The problem is that, when particles are entangled, their probability distributions can't be treated separately: They're really part of a single big distribution. But any mathematical description of that distribution supposes a bird's-eye perspective that no respondent in a multiprover proof would have. Finding a way to do justice to both the connection between the measurements and the separation of the measurers proved enormously difficult. "It took Tsuyoshi and me about a year and a half," Vidick says. "But in fact, one could say I've been working on this since 2006. My very first paper was on exactly the same topic."


Story Source:

The above story is based on materials provided by Massachusetts Institute of Technology. The original article was written by Larry Hardesty. Note: Materials may be edited for content and length.


Cite This Page:

Massachusetts Institute of Technology. "Interactive proofs: Ten-year-old problem in theoretical computer science falls." ScienceDaily. ScienceDaily, 30 July 2012. <www.sciencedaily.com/releases/2012/07/120730124236.htm>.
Massachusetts Institute of Technology. (2012, July 30). Interactive proofs: Ten-year-old problem in theoretical computer science falls. ScienceDaily. Retrieved July 24, 2014 from www.sciencedaily.com/releases/2012/07/120730124236.htm
Massachusetts Institute of Technology. "Interactive proofs: Ten-year-old problem in theoretical computer science falls." ScienceDaily. www.sciencedaily.com/releases/2012/07/120730124236.htm (accessed July 24, 2014).

Share This




More Computers & Math News

Thursday, July 24, 2014

Featured Research

from universities, journals, and other organizations


Featured Videos

from AP, Reuters, AFP, and other news services
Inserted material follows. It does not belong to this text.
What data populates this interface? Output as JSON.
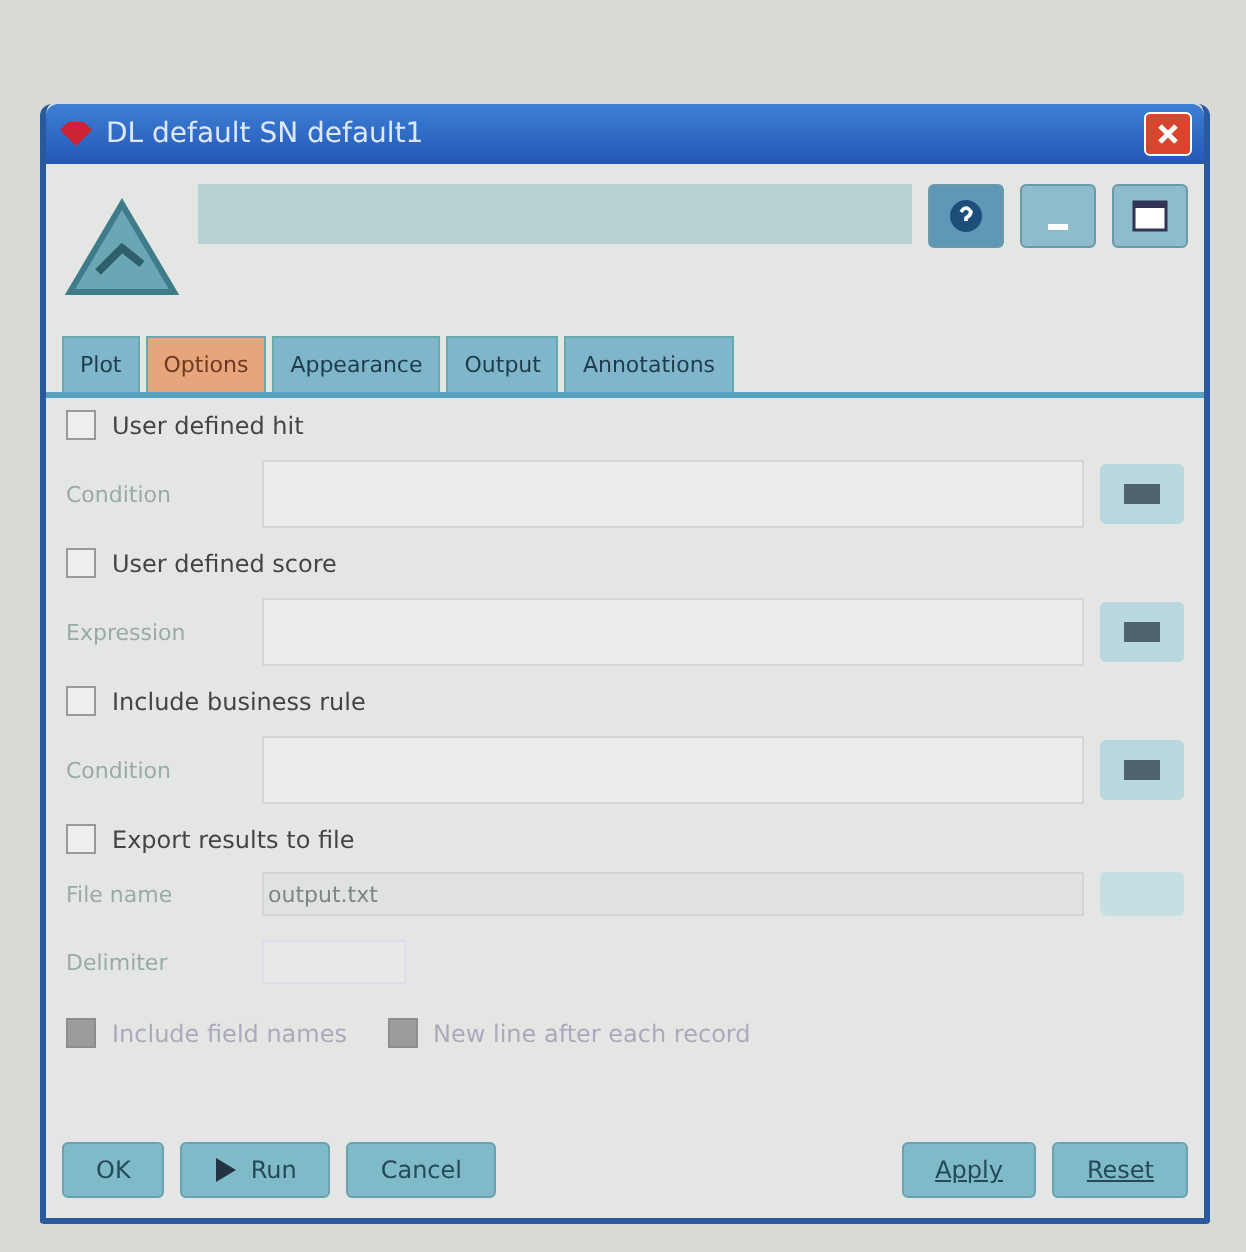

Creative Makeovers for Ugly Cellphone Towers

Creative Makeovers for Ugly Cellphone Towers

AP (July 24, 2014) Mobile phone companies and communities across the country are going to new lengths to disguise those unsightly cellphone towers. From a church bell tower to a flagpole, even a pencil, some towers are trying to make a point. (July 24) Video provided by AP
Powered by NewsLook.com
Robot Parking Valet Creates Stress-Free Travel

Robot Parking Valet Creates Stress-Free Travel

AP (July 23, 2014) 'Ray' the robotic parking valet at Dusseldorf Airport in Germany lets travelers to avoid the hassle of finding a parking spot before heading to the check-in desk. (July 23) Video provided by AP
Powered by NewsLook.com
Facebook Earnings Put Smile on Investors Faces

Facebook Earnings Put Smile on Investors Faces

Reuters - Business Video Online (July 23, 2014) Facebook earnings beat forecasts- with revenue climbing 61 percent. Bobbi Rebell reports. Video provided by Reuters
Powered by NewsLook.com
StubHub Caught in Global Cyber Crime Ring

StubHub Caught in Global Cyber Crime Ring

Reuters - Business Video Online (July 23, 2014) eBay's StubHub is caught up in an international cyber crime ring stretching from North America to Europe. Conway G. Gittens reports. Video provided by Reuters
Powered by NewsLook.com

Search ScienceDaily

Number of stories in archives: 140,361

Find with keyword(s):
Enter a keyword or phrase to search ScienceDaily for related topics and research stories.

Save/Print:
Share:

Breaking News:
from the past week

In Other News

... from NewsDaily.com

Science News

Health News

Environment News

Technology News



Save/Print:
Share:

Free Subscriptions


Get the latest science news with ScienceDaily's free email newsletters, updated daily and weekly. Or view hourly updated newsfeeds in your RSS reader:

Get Social & Mobile


Keep up to date with the latest news from ScienceDaily via social networks and mobile apps:

Have Feedback?


Tell us what you think of ScienceDaily -- we welcome both positive and negative comments. Have any problems using the site? Questions?
Mobile: iPhone Android Web
Follow: Facebook Twitter Google+
Subscribe: RSS Feeds Email Newsletters
Latest Headlines Health & Medicine Mind & Brain Space & Time Matter & Energy Computers & Math Plants & Animals Earth & Climate Fossils & Ruins